Your assignment =>
Where the string "JSON" appears in a line of the data, show that line.

######

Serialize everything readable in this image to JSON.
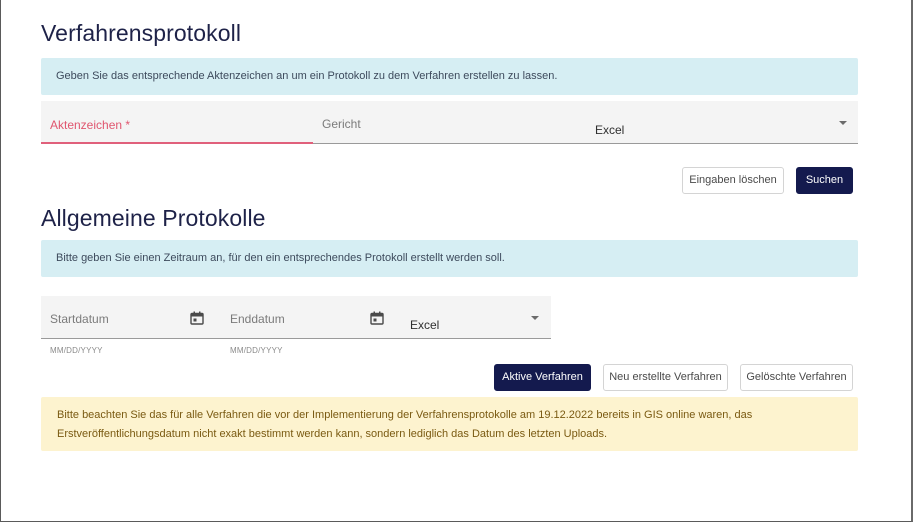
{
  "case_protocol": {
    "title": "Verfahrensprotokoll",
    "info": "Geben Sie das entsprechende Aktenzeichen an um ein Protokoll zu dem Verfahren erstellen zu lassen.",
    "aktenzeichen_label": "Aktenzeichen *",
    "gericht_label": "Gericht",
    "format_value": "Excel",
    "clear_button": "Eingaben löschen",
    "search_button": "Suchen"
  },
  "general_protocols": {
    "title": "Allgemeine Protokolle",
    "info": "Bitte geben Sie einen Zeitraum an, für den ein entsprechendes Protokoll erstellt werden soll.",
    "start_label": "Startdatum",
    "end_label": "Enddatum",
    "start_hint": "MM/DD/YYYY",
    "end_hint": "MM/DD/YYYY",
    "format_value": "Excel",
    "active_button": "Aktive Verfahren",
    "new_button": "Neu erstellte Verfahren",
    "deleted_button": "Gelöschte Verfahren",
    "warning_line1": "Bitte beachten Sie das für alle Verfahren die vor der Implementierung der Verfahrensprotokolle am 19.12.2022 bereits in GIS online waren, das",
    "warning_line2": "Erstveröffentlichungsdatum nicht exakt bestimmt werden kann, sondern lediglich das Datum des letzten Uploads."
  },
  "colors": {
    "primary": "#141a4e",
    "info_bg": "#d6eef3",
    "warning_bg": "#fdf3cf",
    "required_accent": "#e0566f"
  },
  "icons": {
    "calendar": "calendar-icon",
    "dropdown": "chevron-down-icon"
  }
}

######

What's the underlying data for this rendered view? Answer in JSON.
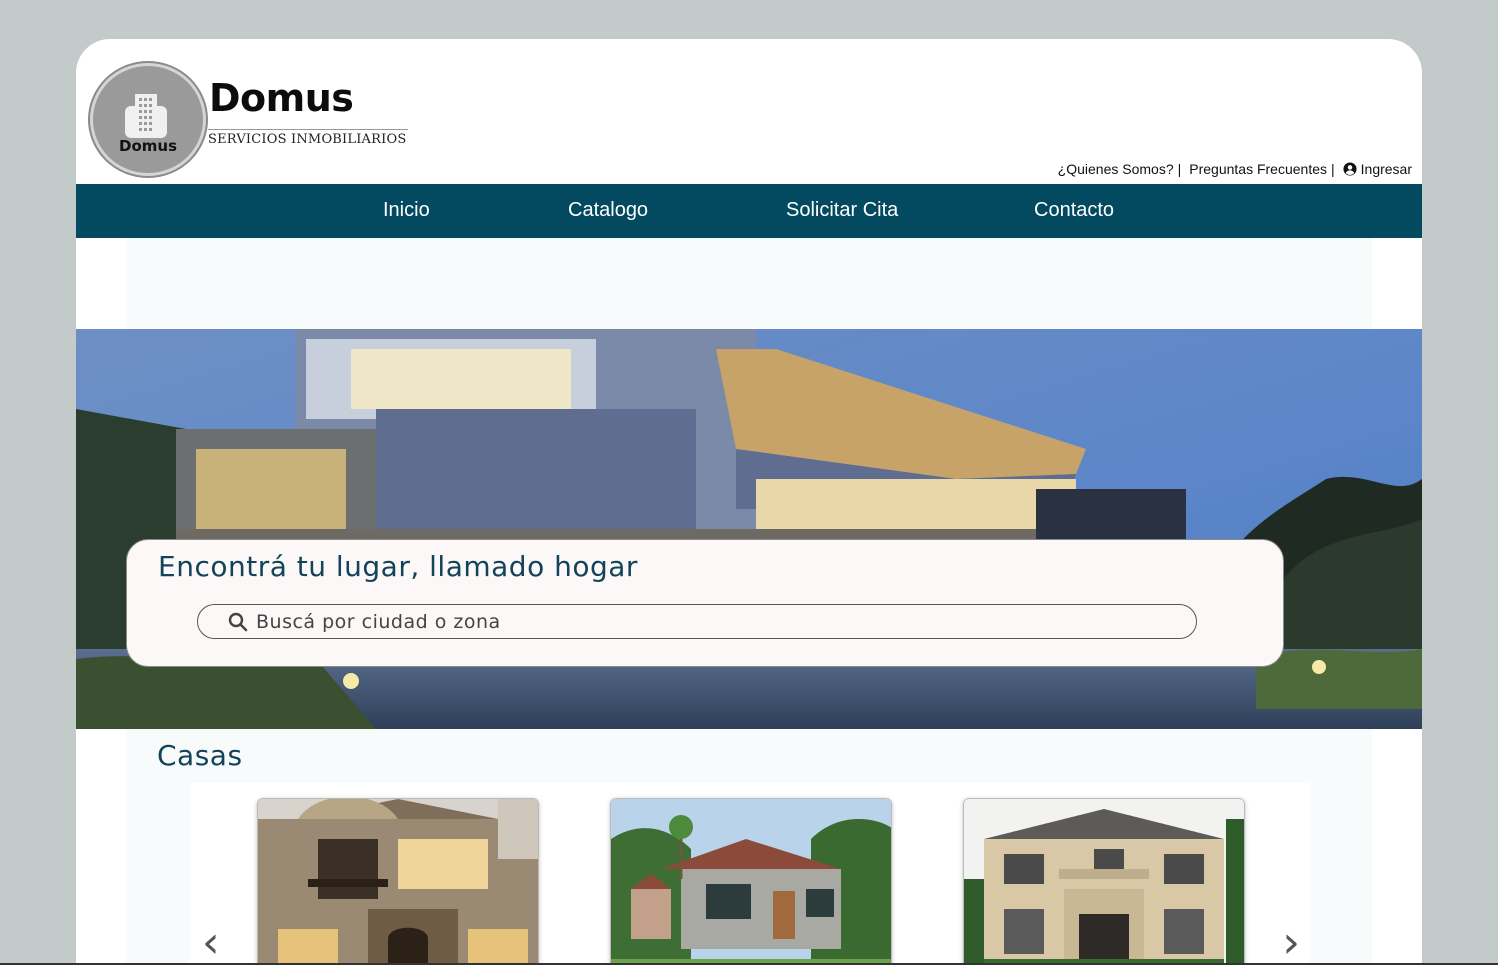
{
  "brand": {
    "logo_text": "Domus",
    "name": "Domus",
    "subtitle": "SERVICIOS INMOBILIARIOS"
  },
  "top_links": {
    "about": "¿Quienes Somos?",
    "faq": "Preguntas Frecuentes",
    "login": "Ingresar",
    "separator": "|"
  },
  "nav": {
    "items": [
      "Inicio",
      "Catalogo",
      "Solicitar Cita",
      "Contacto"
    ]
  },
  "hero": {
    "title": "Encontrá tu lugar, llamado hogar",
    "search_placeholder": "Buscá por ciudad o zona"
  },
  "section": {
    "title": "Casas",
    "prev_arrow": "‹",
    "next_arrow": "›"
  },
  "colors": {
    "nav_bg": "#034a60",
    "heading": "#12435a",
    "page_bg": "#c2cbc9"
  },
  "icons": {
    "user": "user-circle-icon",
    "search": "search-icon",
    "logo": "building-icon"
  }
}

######

Answer section =>
Serialize everything readable in this image to JSON.
What's the underlying data for this rendered view? Answer in JSON.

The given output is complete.